Records for the task:
------------------------
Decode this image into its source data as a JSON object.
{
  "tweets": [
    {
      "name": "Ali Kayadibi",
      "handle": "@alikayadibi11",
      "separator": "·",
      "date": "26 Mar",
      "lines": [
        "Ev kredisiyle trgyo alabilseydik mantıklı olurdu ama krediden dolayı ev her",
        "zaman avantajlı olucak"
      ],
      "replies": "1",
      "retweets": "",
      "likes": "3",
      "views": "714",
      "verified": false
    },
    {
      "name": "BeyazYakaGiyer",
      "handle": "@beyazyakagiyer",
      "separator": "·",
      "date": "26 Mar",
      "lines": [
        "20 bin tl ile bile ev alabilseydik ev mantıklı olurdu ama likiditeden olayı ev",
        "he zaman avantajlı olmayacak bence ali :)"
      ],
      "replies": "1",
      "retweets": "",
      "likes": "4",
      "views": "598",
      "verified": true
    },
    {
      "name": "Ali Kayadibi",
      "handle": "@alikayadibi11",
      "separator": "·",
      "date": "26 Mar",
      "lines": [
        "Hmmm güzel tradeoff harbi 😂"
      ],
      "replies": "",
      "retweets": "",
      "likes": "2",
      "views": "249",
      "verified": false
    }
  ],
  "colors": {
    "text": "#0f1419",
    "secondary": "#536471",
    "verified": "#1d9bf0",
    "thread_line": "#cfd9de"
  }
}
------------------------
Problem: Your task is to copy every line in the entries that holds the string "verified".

Solution:
      "verified": false
      "verified": true
      "verified": false
    "verified": "#1d9bf0",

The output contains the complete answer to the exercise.